As I write this, the first of the season’s Gravensteins are thunking into my backyard, gnarled and weather beaten and bruised from their tumbles. In nearly 10 years of living beside this ancient tree, I—who crank out apple pies through Thanksgiving—have never tasted its fruit.
I could blame this on my suburban upbringing, which taught me that apples spring unblemished from waxy stacks in spotlit grocery stores. I could blame it on fine restaurants, where beautiful is visual shorthand for delectable.
Or I could, you know, bite into one of these fugly apples to see what knowledge it brings.
I’m already aware that the food waste crisis rages in this country, with some 40 percent of our food going uneaten. That, according to the Natural Resources Defense Council, equals more than 20 pounds of food per person, per month.
Globally we waste enough food to feed the world’s 800 million hungry—twice over. In developing countries, most of that waste stems from insufficient infrastructure. In our country, most of it happens when grocery stores toss the perfectly good food they don’t sell. Or when ordinary folks like me don’t eat what they already have.
I open my fridge and see the problem. A head of liquefying butter lettuce. A Tupperware of week-old bolognese. Black basil in the crisper. Mind you, I was raised in the glory days of rotting food, the wild west before freeze-by dates and shallow refrigerators, by parents whose Depression-era frugality was exceeded only by their iron stomachs. “Just smell it!” Mom would sing, as one of her children would unwrap some mystery. The depths of our refrigerator was a no-man’s land of colorless spheres in vintage jars—olives? eyeballs?—and tubs of sour cream swathed in moonscapes of mold.

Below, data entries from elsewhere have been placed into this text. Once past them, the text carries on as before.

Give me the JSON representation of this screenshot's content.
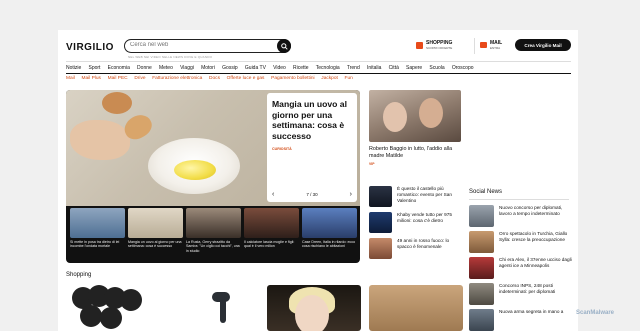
{
  "header": {
    "logo": "VIRGILIO",
    "search_placeholder": "Cerca nel web",
    "search_sub": "NEL WEB   NEI VIDEO   NELLE NEWS   DOVE E QUANDO",
    "shopping_label": "SHOPPING",
    "shopping_sub": "SCOPRI OFFERTE",
    "mail_label": "MAIL",
    "mail_sub": "ENTRA",
    "cta": "Crea Virgilio Mail"
  },
  "main_nav": [
    "Notizie",
    "Sport",
    "Economia",
    "Donne",
    "Meteo",
    "Viaggi",
    "Motori",
    "Gossip",
    "Guida TV",
    "Video",
    "Ricette",
    "Tecnologia",
    "Trend",
    "Initalia",
    "Città",
    "Sapere",
    "Scuola",
    "Oroscopo"
  ],
  "sub_nav": [
    "Mail",
    "Mail Plus",
    "Mail PEC",
    "Drive",
    "Fatturazione elettronica",
    "Docs",
    "Offerte luce e gas",
    "Pagamento bollettini",
    "Jackpot",
    "Fun"
  ],
  "hero": {
    "title": "Mangia un uovo al giorno per una settimana: cosa è successo",
    "category": "CURIOSITÀ",
    "pager": "7 / 30",
    "thumbs": [
      {
        "caption": "Si mette in posa tra dietro di lei incombe l'ondata mortale"
      },
      {
        "caption": "Mangia un uovo al giorno per una settimana: cosa è successo"
      },
      {
        "caption": "La Rusta, Gerry strazitto da Samira: \"Un ciglio coi tacchi\", una in studio"
      },
      {
        "caption": "Il calciatore lascia moglie e figli: qual è il vero milion"
      },
      {
        "caption": "Case Dreen, Italia in rilardo: ecco cosa rischiano le abitazioni"
      }
    ]
  },
  "side_story": {
    "title": "Roberto Baggio in lutto, l'addio alla madre Matilde",
    "category": "VIP"
  },
  "small_list": [
    {
      "title": "È questo il castello più romantico: evento per San Valentino"
    },
    {
      "title": "Khaby vende tutto per 975 milioni: cosa c'è dietro"
    },
    {
      "title": "49 anni in rosso fuoco: lo spacco è fenomenale"
    }
  ],
  "social": {
    "heading": "Social News",
    "items": [
      {
        "title": "Nuovo concorso per diplomati, lavoro a tempo indeterminato"
      },
      {
        "title": "Orro spettacolo in Turchia, Giallo Sylla: cresce la preoccupazione"
      },
      {
        "title": "Chi era Alex, il 37enne ucciso dagli agenti ice a Minneapolis"
      },
      {
        "title": "Concorso INPS, 248 posti indeterminati: per diplomati"
      },
      {
        "title": "Nuova arma segreta in mano a"
      }
    ]
  },
  "shopping": {
    "heading": "Shopping"
  },
  "watermark": "ScanMalware"
}
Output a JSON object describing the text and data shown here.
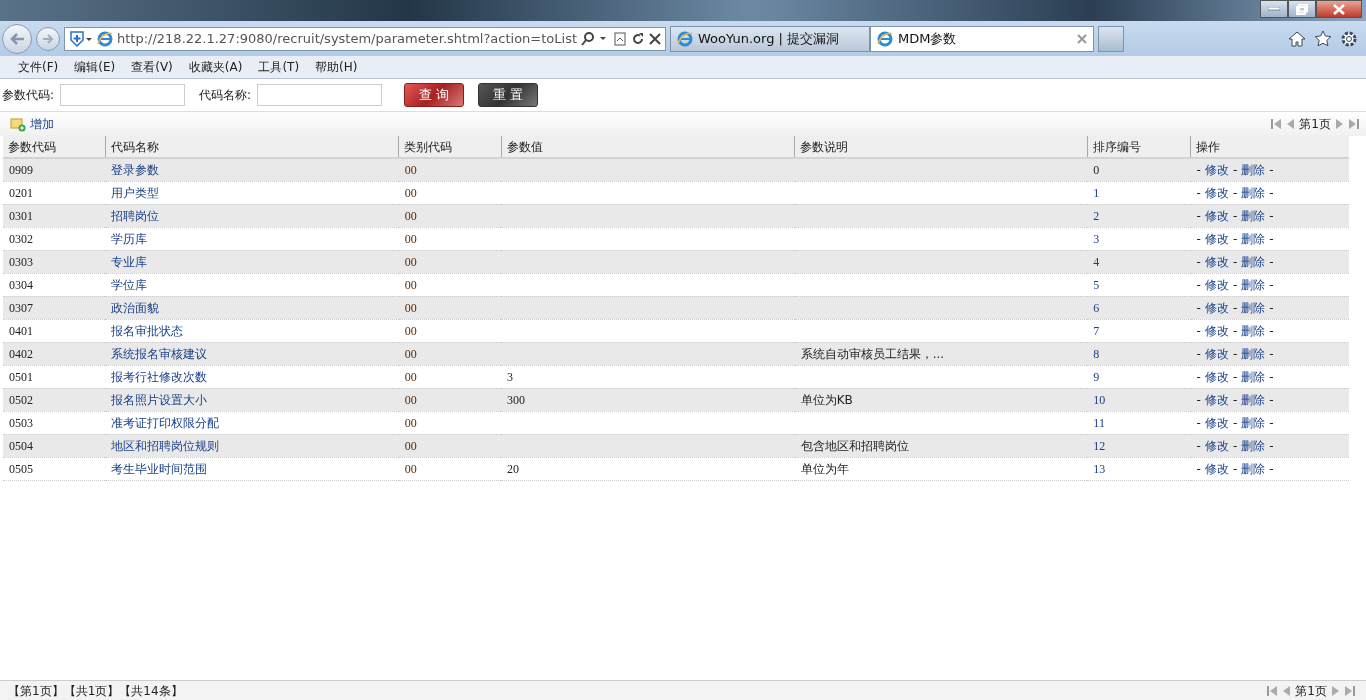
{
  "browser": {
    "address": "http://218.22.1.27:9080/recruit/system/parameter.shtml?action=toList",
    "tabs": [
      {
        "label": "WooYun.org | 提交漏洞",
        "selected": false
      },
      {
        "label": "MDM参数",
        "selected": true
      }
    ],
    "menu": [
      "文件(F)",
      "编辑(E)",
      "查看(V)",
      "收藏夹(A)",
      "工具(T)",
      "帮助(H)"
    ]
  },
  "search": {
    "fields": [
      {
        "label": "参数代码:"
      },
      {
        "label": "代码名称:"
      }
    ],
    "query_button": "查 询",
    "reset_button": "重 置"
  },
  "toolbar": {
    "add": "增加",
    "page": "第1页"
  },
  "table": {
    "columns": [
      "参数代码",
      "代码名称",
      "类别代码",
      "参数值",
      "参数说明",
      "排序编号",
      "操作"
    ],
    "rows": [
      {
        "code": "0909",
        "name": "登录参数",
        "category": "00",
        "value": "",
        "description": "",
        "order": "0",
        "actions": [
          "修改",
          "删除"
        ],
        "separator": "-"
      },
      {
        "code": "0201",
        "name": "用户类型",
        "category": "00",
        "value": "",
        "description": "",
        "order": "1",
        "actions": [
          "修改",
          "删除"
        ],
        "separator": "-"
      },
      {
        "code": "0301",
        "name": "招聘岗位",
        "category": "00",
        "value": "",
        "description": "",
        "order": "2",
        "actions": [
          "修改",
          "删除"
        ],
        "separator": "-"
      },
      {
        "code": "0302",
        "name": "学历库",
        "category": "00",
        "value": "",
        "description": "",
        "order": "3",
        "actions": [
          "修改",
          "删除"
        ],
        "separator": "-"
      },
      {
        "code": "0303",
        "name": "专业库",
        "category": "00",
        "value": "",
        "description": "",
        "order": "4",
        "actions": [
          "修改",
          "删除"
        ],
        "separator": "-"
      },
      {
        "code": "0304",
        "name": "学位库",
        "category": "00",
        "value": "",
        "description": "",
        "order": "5",
        "actions": [
          "修改",
          "删除"
        ],
        "separator": "-"
      },
      {
        "code": "0307",
        "name": "政治面貌",
        "category": "00",
        "value": "",
        "description": "",
        "order": "6",
        "actions": [
          "修改",
          "删除"
        ],
        "separator": "-"
      },
      {
        "code": "0401",
        "name": "报名审批状态",
        "category": "00",
        "value": "",
        "description": "",
        "order": "7",
        "actions": [
          "修改",
          "删除"
        ],
        "separator": "-"
      },
      {
        "code": "0402",
        "name": "系统报名审核建议",
        "category": "00",
        "value": "",
        "description": "系统自动审核员工结果，...",
        "order": "8",
        "actions": [
          "修改",
          "删除"
        ],
        "separator": "-"
      },
      {
        "code": "0501",
        "name": "报考行社修改次数",
        "category": "00",
        "value": "3",
        "description": "",
        "order": "9",
        "actions": [
          "修改",
          "删除"
        ],
        "separator": "-"
      },
      {
        "code": "0502",
        "name": "报名照片设置大小",
        "category": "00",
        "value": "300",
        "description": "单位为KB",
        "order": "10",
        "actions": [
          "修改",
          "删除"
        ],
        "separator": "-"
      },
      {
        "code": "0503",
        "name": "准考证打印权限分配",
        "category": "00",
        "value": "",
        "description": "",
        "order": "11",
        "actions": [
          "修改",
          "删除"
        ],
        "separator": "-"
      },
      {
        "code": "0504",
        "name": "地区和招聘岗位规则",
        "category": "00",
        "value": "",
        "description": "包含地区和招聘岗位",
        "order": "12",
        "actions": [
          "修改",
          "删除"
        ],
        "separator": "-"
      },
      {
        "code": "0505",
        "name": "考生毕业时间范围",
        "category": "00",
        "value": "20",
        "description": "单位为年",
        "order": "13",
        "actions": [
          "修改",
          "删除"
        ],
        "separator": "-"
      }
    ]
  },
  "footer": {
    "summary": [
      "【第1页】",
      "【共1页】",
      "【共14条】"
    ],
    "page": "第1页"
  }
}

Parental neglect? I prefer to think of it as restaurant critic training. But, as it turned out, Mom was ahead of her time. No, not all old food is edible. Yet in this age where freegans can thrive on what they pluck from Dumpsters and sell-by dates have been outed as marketing strategies, not safety restrictions—using one’s senses, including the common variety, can be a fine way to determine edibility (among foods that have not been mishandled in preparation or storage).
And so my common sense tells me to stop composting the outer leaves of romaine, as I reflexively do because they’re weathered and less crisp. But the aesthetic aversion is strong. It’s one thing to support gleaning, the growing movement of harvesting leftover farm crops rejected for cosmetic or size imperfection, which around here has been practiced for 34 years by the nonprofit Rotary First Harvest. Rotary obtains the produce farmers judge unworthy, then delivers it to food banks to feed the hungry.
That’s charity. Similarly heartwarming is the ecological prudence Microsoft shows by stocking its Redmond campus cafe kitchens with imperfect produce from some 30 nearby farms. Last harvest season, Microsoft’s Misfit Produce Rescue program began sourcing oddball fruits and vegetables—undersize beets, bulbous Yukon Golds, scarred butternut squashes, forked carrots—through local middleman Charlie’s Produce. Why not, when it all gets chopped up anyway?
That’s a win-win stir-fry of good stewardship and good PR and (yes, it’s cheaper) good business. The trick, however, remains encouraging home cooks, most of whom are still women, to overcome what must surely be an adaptive urge to feed the family what looks healthiest. Marketing research shows that women have the toughest time getting past the attractiveness barrier. There are glimmers: A Bay Area start-up has begun a CSA subscription service for boxes of misshapen produce from small farmers. That same start-up now supplies several Northern California outposts of Whole Foods, which this spring became the first American supermarket chain to pilot an imperfect produce section.
But to convince the aesthetes, professional chefs may need to take up the bullhorn. Because, ironically, the chefs who raise the bar for just how beautiful a plate of food can be know better than anyone what a hot mess it begins as. One of these chefs, Jack Chen from the critically lauded Royal Dinette in Vancouver, BC, stages regular Ugly Duckling dinners for which he whips apple cores and herb stems and fruit peels into gorgeous five-course feasts. He’ll grill and chop kale stems and kohlrabi leaves to add bulk and smoke to pastas, make Danish bread porridge for dessert out of bread trimmings, then top it with a crumble of dried apple peel and toasted coffee grounds.
Of course Chen’s just raising the profile of something great chefs have always done. Farm-to-table cooks are some of the savviest resource stewards in the world—partly because they have the skill to coax goodness out of every last crumb, partly because they’re financially motivated to avoid waste.
If chefs can do that, surely I can offer my own backyard the chance to nourish me. And so I pluck an apple off the soft grass, wash it clean, knife off a slice between wormholes.